Since the entries below must stay intact, return each one exactly.

BEGIN

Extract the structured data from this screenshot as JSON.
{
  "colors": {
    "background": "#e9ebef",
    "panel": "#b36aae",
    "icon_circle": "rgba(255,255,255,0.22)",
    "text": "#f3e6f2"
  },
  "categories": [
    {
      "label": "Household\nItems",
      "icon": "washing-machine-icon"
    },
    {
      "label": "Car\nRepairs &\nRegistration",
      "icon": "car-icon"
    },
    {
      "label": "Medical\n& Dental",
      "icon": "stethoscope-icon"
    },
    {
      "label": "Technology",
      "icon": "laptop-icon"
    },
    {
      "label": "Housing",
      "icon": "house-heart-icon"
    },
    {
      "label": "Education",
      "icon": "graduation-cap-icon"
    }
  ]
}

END

### [RESPONSE BOX]
Extract the structured data from this screenshot as JSON.
{
  "colors": {
    "background": "#e9ebef",
    "panel": "#b36aae",
    "icon_circle": "rgba(255,255,255,0.22)",
    "text": "#f3e6f2"
  },
  "categories": [
    {
      "label": "Household\nItems",
      "icon": "washing-machine-icon"
    },
    {
      "label": "Car\nRepairs &\nRegistration",
      "icon": "car-icon"
    },
    {
      "label": "Medical\n& Dental",
      "icon": "stethoscope-icon"
    },
    {
      "label": "Technology",
      "icon": "laptop-icon"
    },
    {
      "label": "Housing",
      "icon": "house-heart-icon"
    },
    {
      "label": "Education",
      "icon": "graduation-cap-icon"
    }
  ]
}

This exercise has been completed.